An absence seizure involves a child stopping their normal activity, and apparently staring into space as though they are daydreaming for 10 to 15 seconds. They don’t appear to see or hear anything, and afterwards a child has no memory of the seizure.

Other seizure types may involve a change in behaviour and confusion over one or two minutes.

What to do

If your child experiences a tonic-clonic seizure, don’t try to stop it. Instead, move any furniture out of the way, try to loosen any tight clothing around the neck and stay with your child until the seizure has finished. As soon as uncontrolled movements finish, lay the child on their side in the recovery position.

If your child has another type of seizure, sit them down quietly and stay with them until they are fully recovered and alert. Reassure your child calmly.

What are the effects of a seizure?

Having a seizure doesn’t itself cause any harm. It won’t cause any sort of brain damage or internal damage.

However, a person might injure themselves during a tonic-clonic seizure, for example by biting their tongue or the inside of their cheek by accident, or because of things they might bump into or hurt themselves on in their immediate environment.

How is epilepsy normally diagnosed?

Doctors will probably suggest a number of tests to exclude other possible causes – for instance, a blood sugar test to rule out low blood sugar levels.

An electroencephalogram (EEG) is a way of measuring the electrical activity in the brain and is usually carried out to identify the type of epilepsy.

The child may also need a brain scan to detect whether a structural brain abnormality may be the cause.

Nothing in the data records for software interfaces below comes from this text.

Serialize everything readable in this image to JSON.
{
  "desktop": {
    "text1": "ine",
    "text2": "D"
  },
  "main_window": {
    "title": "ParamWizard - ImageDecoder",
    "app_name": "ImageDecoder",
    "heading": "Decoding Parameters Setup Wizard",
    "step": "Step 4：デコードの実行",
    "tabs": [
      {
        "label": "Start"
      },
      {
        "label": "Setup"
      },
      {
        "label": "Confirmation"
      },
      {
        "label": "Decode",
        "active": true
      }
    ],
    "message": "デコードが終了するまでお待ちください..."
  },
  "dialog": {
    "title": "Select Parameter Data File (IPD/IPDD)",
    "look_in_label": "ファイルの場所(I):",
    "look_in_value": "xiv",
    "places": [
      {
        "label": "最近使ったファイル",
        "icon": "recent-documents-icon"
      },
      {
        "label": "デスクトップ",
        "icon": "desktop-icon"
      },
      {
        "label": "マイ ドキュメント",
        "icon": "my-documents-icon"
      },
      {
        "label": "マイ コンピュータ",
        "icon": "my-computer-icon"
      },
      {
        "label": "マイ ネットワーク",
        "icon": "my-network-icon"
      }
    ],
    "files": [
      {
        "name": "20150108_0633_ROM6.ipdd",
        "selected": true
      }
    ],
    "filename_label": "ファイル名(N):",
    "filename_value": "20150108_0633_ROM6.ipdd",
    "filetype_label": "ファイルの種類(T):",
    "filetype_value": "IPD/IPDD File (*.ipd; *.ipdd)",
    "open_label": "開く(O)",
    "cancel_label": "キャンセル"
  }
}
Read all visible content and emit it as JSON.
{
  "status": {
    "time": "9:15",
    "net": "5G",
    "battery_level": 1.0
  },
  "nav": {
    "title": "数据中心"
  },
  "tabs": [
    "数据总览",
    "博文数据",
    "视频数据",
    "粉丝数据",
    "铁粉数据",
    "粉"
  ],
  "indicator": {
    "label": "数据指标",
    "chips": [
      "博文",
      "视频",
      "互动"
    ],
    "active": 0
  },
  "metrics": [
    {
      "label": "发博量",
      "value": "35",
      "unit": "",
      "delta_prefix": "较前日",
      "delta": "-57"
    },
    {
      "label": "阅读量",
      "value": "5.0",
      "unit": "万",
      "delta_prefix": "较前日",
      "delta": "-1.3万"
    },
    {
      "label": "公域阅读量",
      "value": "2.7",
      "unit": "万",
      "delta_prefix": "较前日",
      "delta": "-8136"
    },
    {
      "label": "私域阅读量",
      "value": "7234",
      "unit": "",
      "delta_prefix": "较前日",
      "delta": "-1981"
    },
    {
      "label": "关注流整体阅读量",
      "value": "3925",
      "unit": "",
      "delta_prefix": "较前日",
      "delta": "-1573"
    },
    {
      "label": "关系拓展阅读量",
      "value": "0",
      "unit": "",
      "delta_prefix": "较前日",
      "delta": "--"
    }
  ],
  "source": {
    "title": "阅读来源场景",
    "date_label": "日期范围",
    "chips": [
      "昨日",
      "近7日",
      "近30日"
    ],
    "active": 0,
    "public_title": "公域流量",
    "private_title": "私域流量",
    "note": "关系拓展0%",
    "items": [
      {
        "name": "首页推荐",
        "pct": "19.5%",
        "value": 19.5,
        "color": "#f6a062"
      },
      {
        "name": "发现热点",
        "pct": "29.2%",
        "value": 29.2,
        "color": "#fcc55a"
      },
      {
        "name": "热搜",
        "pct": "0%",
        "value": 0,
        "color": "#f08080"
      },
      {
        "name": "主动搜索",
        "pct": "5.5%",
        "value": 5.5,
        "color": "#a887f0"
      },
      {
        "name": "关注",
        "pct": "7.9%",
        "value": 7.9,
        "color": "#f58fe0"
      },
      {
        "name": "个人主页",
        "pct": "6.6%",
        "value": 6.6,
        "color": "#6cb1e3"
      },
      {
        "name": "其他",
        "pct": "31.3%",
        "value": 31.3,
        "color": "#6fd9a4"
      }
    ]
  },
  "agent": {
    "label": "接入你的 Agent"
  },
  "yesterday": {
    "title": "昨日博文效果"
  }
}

How is epilepsy treated?

Modern anti-epileptic medication can be very effective. The trick is finding the right type, or combination of medication, that most benefits the child.

In very rare cases when medication does not control a child’s seizures, and scans indicate a structural brain abnormality is the cause, surgery may be suggested to correct the problem.

When to ask for medical help about epilepsy

If the child has never had a seizure before, call a doctor at once. If the child remains unconscious for longer than ten minutes, whether this attack is the first or not, call an ambulance and get the child to the nearest Accident and Emergency department.

What happens next?

The vast majority of children with epilepsy can lead full and active lives.

It is estimated that around three quarters of children with epilepsy will be controlled on medication or grow out of it. The chances of this happening will depend on the type of epilepsy a child has.

Most children, even those who don’t outgrow epilepsy, don’t have any other medical problems. They can go to mainstream schools and participate in most sports.

The child’s doctor will advise you if there are any precautions that the child should take, and whether any activities need to be avoided.

Last review date: 
July 2011